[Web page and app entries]
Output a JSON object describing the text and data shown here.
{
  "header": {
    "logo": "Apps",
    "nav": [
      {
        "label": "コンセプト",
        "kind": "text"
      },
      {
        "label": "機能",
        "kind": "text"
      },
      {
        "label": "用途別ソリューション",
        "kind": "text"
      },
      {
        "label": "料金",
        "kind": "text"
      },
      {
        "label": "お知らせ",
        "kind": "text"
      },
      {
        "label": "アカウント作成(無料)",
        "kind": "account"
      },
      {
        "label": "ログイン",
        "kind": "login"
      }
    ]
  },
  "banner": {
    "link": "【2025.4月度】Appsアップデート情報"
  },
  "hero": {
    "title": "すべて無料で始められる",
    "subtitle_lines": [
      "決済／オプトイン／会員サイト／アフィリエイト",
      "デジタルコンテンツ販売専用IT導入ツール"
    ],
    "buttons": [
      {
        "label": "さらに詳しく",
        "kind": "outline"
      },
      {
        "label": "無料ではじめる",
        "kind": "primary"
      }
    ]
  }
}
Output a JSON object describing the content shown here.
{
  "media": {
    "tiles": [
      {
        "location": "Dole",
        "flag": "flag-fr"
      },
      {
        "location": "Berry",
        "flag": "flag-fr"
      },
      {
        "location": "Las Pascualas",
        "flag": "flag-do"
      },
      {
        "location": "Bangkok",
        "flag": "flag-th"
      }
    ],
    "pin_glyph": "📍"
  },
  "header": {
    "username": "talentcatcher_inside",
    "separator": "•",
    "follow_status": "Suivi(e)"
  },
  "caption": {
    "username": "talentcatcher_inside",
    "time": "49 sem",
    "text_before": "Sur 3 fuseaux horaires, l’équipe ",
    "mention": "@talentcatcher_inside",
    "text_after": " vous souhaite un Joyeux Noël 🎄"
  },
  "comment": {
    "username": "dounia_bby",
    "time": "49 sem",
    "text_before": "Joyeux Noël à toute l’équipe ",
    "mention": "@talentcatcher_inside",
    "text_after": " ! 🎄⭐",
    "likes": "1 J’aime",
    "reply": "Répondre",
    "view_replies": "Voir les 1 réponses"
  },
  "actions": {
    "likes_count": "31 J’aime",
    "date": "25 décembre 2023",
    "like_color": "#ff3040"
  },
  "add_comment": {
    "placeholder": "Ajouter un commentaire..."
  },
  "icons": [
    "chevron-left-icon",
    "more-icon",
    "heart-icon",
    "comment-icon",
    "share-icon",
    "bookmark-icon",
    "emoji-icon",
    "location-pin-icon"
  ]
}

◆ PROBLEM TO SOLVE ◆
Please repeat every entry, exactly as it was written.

◆ EXPECTED ANSWER ◆
Output a JSON object describing the text and data shown here.
{
  "header": {
    "logo": "Apps",
    "nav": [
      {
        "label": "コンセプト",
        "kind": "text"
      },
      {
        "label": "機能",
        "kind": "text"
      },
      {
        "label": "用途別ソリューション",
        "kind": "text"
      },
      {
        "label": "料金",
        "kind": "text"
      },
      {
        "label": "お知らせ",
        "kind": "text"
      },
      {
        "label": "アカウント作成(無料)",
        "kind": "account"
      },
      {
        "label": "ログイン",
        "kind": "login"
      }
    ]
  },
  "banner": {
    "link": "【2025.4月度】Appsアップデート情報"
  },
  "hero": {
    "title": "すべて無料で始められる",
    "subtitle_lines": [
      "決済／オプトイン／会員サイト／アフィリエイト",
      "デジタルコンテンツ販売専用IT導入ツール"
    ],
    "buttons": [
      {
        "label": "さらに詳しく",
        "kind": "outline"
      },
      {
        "label": "無料ではじめる",
        "kind": "primary"
      }
    ]
  }
}
Output a JSON object describing the content shown here.
{
  "media": {
    "tiles": [
      {
        "location": "Dole",
        "flag": "flag-fr"
      },
      {
        "location": "Berry",
        "flag": "flag-fr"
      },
      {
        "location": "Las Pascualas",
        "flag": "flag-do"
      },
      {
        "location": "Bangkok",
        "flag": "flag-th"
      }
    ],
    "pin_glyph": "📍"
  },
  "header": {
    "username": "talentcatcher_inside",
    "separator": "•",
    "follow_status": "Suivi(e)"
  },
  "caption": {
    "username": "talentcatcher_inside",
    "time": "49 sem",
    "text_before": "Sur 3 fuseaux horaires, l’équipe ",
    "mention": "@talentcatcher_inside",
    "text_after": " vous souhaite un Joyeux Noël 🎄"
  },
  "comment": {
    "username": "dounia_bby",
    "time": "49 sem",
    "text_before": "Joyeux Noël à toute l’équipe ",
    "mention": "@talentcatcher_inside",
    "text_after": " ! 🎄⭐",
    "likes": "1 J’aime",
    "reply": "Répondre",
    "view_replies": "Voir les 1 réponses"
  },
  "actions": {
    "likes_count": "31 J’aime",
    "date": "25 décembre 2023",
    "like_color": "#ff3040"
  },
  "add_comment": {
    "placeholder": "Ajouter un commentaire..."
  },
  "icons": [
    "chevron-left-icon",
    "more-icon",
    "heart-icon",
    "comment-icon",
    "share-icon",
    "bookmark-icon",
    "emoji-icon",
    "location-pin-icon"
  ]
}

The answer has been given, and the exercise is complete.